Mboweni said on the sidelines of the World Economic Forum (WEF) meeting in Davos, Switzerland, on Friday, that the government needed to “honestly think” about nuclear power in order for Eskom to meet the country’s energy demands.
The South African economy has been stymied by prolonged power cuts as Eskom’s ageing coal-fired power plants experience frequent breakdowns.
“I’m sure you have heard the minister of minerals and energy saying we need to seriously begin even to think about nuclear very seriously, in an open and transparent way because the energy needs for South Africa are big,” Mboweni said.
“And particularly given the fact that the energy needs for South Africa are actually the southern African energy needs because of the interrelationship of the southern African political economy and the role of Eskom in the region’s energy mix.”
In December, Mineral Resources and Energy Minister Gwede Mantashe went to the market to procure between 2000 and 3000 megawatts (MW) of urgent power generation capacity.
Former president Jacob Zuma’ reportedly engaged in secret talks with Russia’s nuclear power company, Rosatom, to build eight nuclear reactors in South Africa.
The deal would have seen 9 600 megawatts of additional nuclear power added into the grid at a cost of about R1 trillion.
Former finance minister Nhlanhla Nene told the Zondo Commission of Inquiry that he was fired by Zuma in 2015 for refusing to approve the nuclear power deal as he believed it would have crippled the fiscus.
But Zuma has insisted, as soon as March 2019, that the proposed nuclear deal would have prevented the country’s energy crisis.
Mboweni said the key issues of concern by the international community and investors were Eskom and the country’s fiscal sustainability.
Mboweni said Team SA had assured the global community that the energy issues faced by Eskom were being handled, but acknowledged that the issues could not immediately go away.
“We deliberated that we have now delivered a multi-pronged energy strategy in South Africa, that involves Eskom but also renewables and other participants in the generation of electricity in the country, that we should achieve a state of power certainty in the medium- to long-term,” Mboweni said.
"Government will continue to push for the implementation of structural reforms.

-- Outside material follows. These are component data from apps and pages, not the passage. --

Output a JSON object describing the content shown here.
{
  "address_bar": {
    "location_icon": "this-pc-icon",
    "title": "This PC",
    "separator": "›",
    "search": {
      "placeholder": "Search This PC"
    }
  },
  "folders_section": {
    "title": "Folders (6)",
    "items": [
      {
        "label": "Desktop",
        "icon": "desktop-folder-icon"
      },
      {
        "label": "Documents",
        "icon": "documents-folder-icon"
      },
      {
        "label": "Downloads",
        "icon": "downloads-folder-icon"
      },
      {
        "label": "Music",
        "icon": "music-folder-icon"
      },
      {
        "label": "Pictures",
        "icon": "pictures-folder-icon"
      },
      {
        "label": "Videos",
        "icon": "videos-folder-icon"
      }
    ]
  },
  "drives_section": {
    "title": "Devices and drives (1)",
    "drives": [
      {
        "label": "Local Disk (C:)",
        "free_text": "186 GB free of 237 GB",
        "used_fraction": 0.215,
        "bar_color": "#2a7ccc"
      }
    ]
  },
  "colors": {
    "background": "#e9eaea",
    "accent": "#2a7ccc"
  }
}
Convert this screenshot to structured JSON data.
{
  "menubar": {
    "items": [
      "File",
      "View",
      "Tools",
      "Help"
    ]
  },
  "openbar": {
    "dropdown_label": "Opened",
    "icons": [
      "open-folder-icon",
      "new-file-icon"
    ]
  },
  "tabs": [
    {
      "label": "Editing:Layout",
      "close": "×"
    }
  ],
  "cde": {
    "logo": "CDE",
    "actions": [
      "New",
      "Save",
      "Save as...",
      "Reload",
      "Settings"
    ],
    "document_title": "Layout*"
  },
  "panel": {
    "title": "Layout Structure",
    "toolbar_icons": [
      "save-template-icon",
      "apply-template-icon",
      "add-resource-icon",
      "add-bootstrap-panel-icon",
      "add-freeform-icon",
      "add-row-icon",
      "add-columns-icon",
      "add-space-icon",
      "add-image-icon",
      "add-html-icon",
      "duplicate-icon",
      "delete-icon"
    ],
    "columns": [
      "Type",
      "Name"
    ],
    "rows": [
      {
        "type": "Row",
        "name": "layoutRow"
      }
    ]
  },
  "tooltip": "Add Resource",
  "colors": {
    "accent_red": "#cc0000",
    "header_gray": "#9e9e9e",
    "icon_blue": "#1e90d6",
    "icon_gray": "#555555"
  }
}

Though this may not happen overnight, but government will continue to discuss the reforms with all stakeholders."
Mboweni put blame on the government for failing to communicate sufficiently the country’s energy policy and mix.
“I think it is our fault as the government that we have net communicated sufficiently the policy positions that we have taken," he said.
"And the policy positions we have taken are actually quite revolutionary in a sense that we have decided to have a fairly complex mix of energy system in South Africa, including owner generated power which is a huge, huge development in South Africa, including renewable and Eskom issues."